Take from the material every line containing the string "layer" and copy it.

── The data ──

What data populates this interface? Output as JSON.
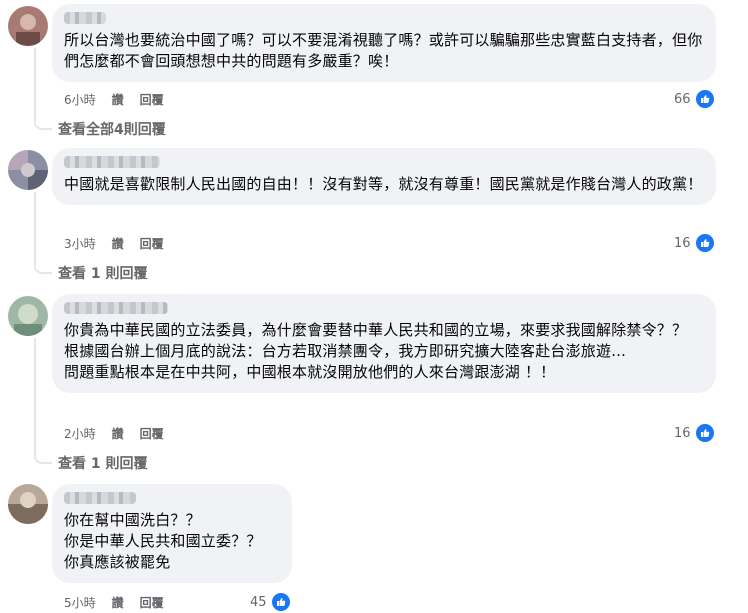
{
  "comments": [
    {
      "text": "所以台灣也要統治中國了嗎？可以不要混淆視聽了嗎？或許可以騙騙那些忠實藍白支持者，但你們怎麼都不會回頭想想中共的問題有多嚴重？唉！",
      "time": "6小時",
      "reply_label": "讚",
      "reply2_label": "回覆",
      "likes": "66",
      "view_replies": "查看全部4則回覆"
    },
    {
      "text": "中國就是喜歡限制人民出國的自由！！沒有對等，就沒有尊重！國民黨就是作賤台灣人的政黨！",
      "time": "3小時",
      "reply_label": "讚",
      "reply2_label": "回覆",
      "likes": "16",
      "view_replies": "查看 1 則回覆"
    },
    {
      "text": "你貴為中華民國的立法委員，為什麼會要替中華人民共和國的立場，來要求我國解除禁令？？\n根據國台辦上個月底的說法：台方若取消禁團令，我方即研究擴大陸客赴台澎旅遊...\n問題重點根本是在中共阿，中國根本就沒開放他們的人來台灣跟澎湖 ！！",
      "time": "2小時",
      "reply_label": "讚",
      "reply2_label": "回覆",
      "likes": "16",
      "view_replies": "查看 1 則回覆"
    },
    {
      "text": "你在幫中國洗白？？\n你是中華人民共和國立委？？\n你真應該被罷免",
      "time": "5小時",
      "reply_label": "讚",
      "reply2_label": "回覆",
      "likes": "45"
    }
  ],
  "colors": {
    "like_blue": "#1877f2",
    "bubble": "#f0f2f5",
    "meta": "#65676b"
  },
  "icons": {
    "reaction": "thumbs-up-icon"
  }
}
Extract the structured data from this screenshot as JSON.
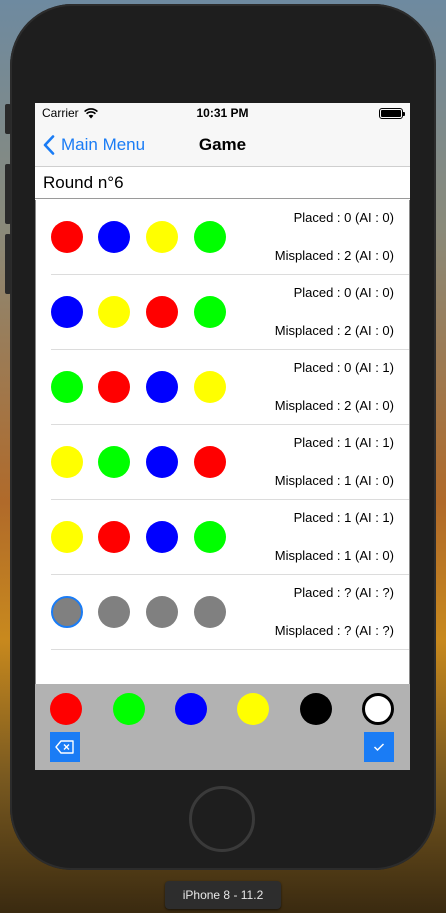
{
  "status_bar": {
    "carrier": "Carrier",
    "time": "10:31 PM"
  },
  "nav": {
    "back_label": "Main Menu",
    "title": "Game"
  },
  "round_label": "Round n°6",
  "colors": {
    "red": "#ff0000",
    "green": "#00ff00",
    "blue": "#0000ff",
    "yellow": "#ffff00",
    "black": "#000000",
    "white": "#ffffff",
    "gray": "#808080",
    "accent": "#1a7cf5"
  },
  "rows": [
    {
      "pegs": [
        "red",
        "blue",
        "yellow",
        "green"
      ],
      "placed": "Placed : 0 (AI : 0)",
      "misplaced": "Misplaced : 2 (AI : 0)"
    },
    {
      "pegs": [
        "blue",
        "yellow",
        "red",
        "green"
      ],
      "placed": "Placed : 0 (AI : 0)",
      "misplaced": "Misplaced : 2 (AI : 0)"
    },
    {
      "pegs": [
        "green",
        "red",
        "blue",
        "yellow"
      ],
      "placed": "Placed : 0 (AI : 1)",
      "misplaced": "Misplaced : 2 (AI : 0)"
    },
    {
      "pegs": [
        "yellow",
        "green",
        "blue",
        "red"
      ],
      "placed": "Placed : 1 (AI : 1)",
      "misplaced": "Misplaced : 1 (AI : 0)"
    },
    {
      "pegs": [
        "yellow",
        "red",
        "blue",
        "green"
      ],
      "placed": "Placed : 1 (AI : 1)",
      "misplaced": "Misplaced : 1 (AI : 0)"
    },
    {
      "pegs": [
        "gray",
        "gray",
        "gray",
        "gray"
      ],
      "placed": "Placed : ? (AI : ?)",
      "misplaced": "Misplaced : ? (AI : ?)"
    }
  ],
  "picker": {
    "colors": [
      "red",
      "green",
      "blue",
      "yellow",
      "black",
      "white"
    ],
    "delete_icon": "backspace-icon",
    "confirm_icon": "checkmark-icon"
  },
  "device_label": "iPhone 8 - 11.2"
}
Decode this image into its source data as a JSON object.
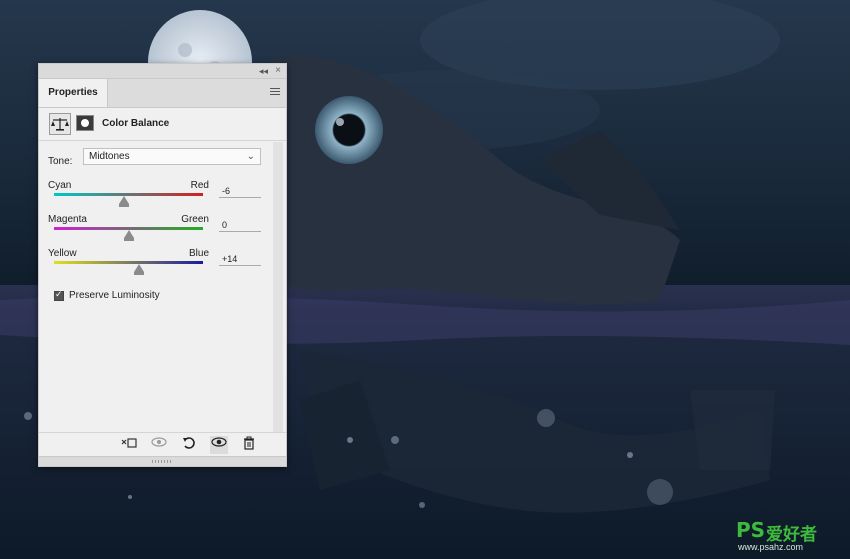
{
  "panel": {
    "tab_label": "Properties",
    "header_title": "Color Balance",
    "icons": {
      "adjustment": "balance-scale-icon",
      "mask": "layer-mask-icon",
      "collapse": "double-chevron-left-icon",
      "close": "close-icon",
      "menu": "panel-menu-icon"
    },
    "tone": {
      "label": "Tone:",
      "value": "Midtones"
    },
    "sliders": [
      {
        "left": "Cyan",
        "right": "Red",
        "value": "-6",
        "level": -6,
        "left_color": "#00c8c8",
        "right_color": "#d22020"
      },
      {
        "left": "Magenta",
        "right": "Green",
        "value": "0",
        "level": 0,
        "left_color": "#d020d0",
        "right_color": "#20b020"
      },
      {
        "left": "Yellow",
        "right": "Blue",
        "value": "+14",
        "level": 14,
        "left_color": "#e0e020",
        "right_color": "#1a1aa0"
      }
    ],
    "preserve_luminosity": {
      "label": "Preserve Luminosity",
      "checked": true
    },
    "footer_icons": [
      {
        "name": "clip-to-layer-icon"
      },
      {
        "name": "view-previous-state-icon"
      },
      {
        "name": "reset-icon"
      },
      {
        "name": "visibility-eye-icon"
      },
      {
        "name": "trash-icon"
      }
    ]
  },
  "watermark": {
    "ps": "PS",
    "cn": "爱好者",
    "url": "www.psahz.com"
  }
}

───

:: Exercise result ::
      "mask": "layer-mask-icon",
        "name": "clip-to-layer-icon"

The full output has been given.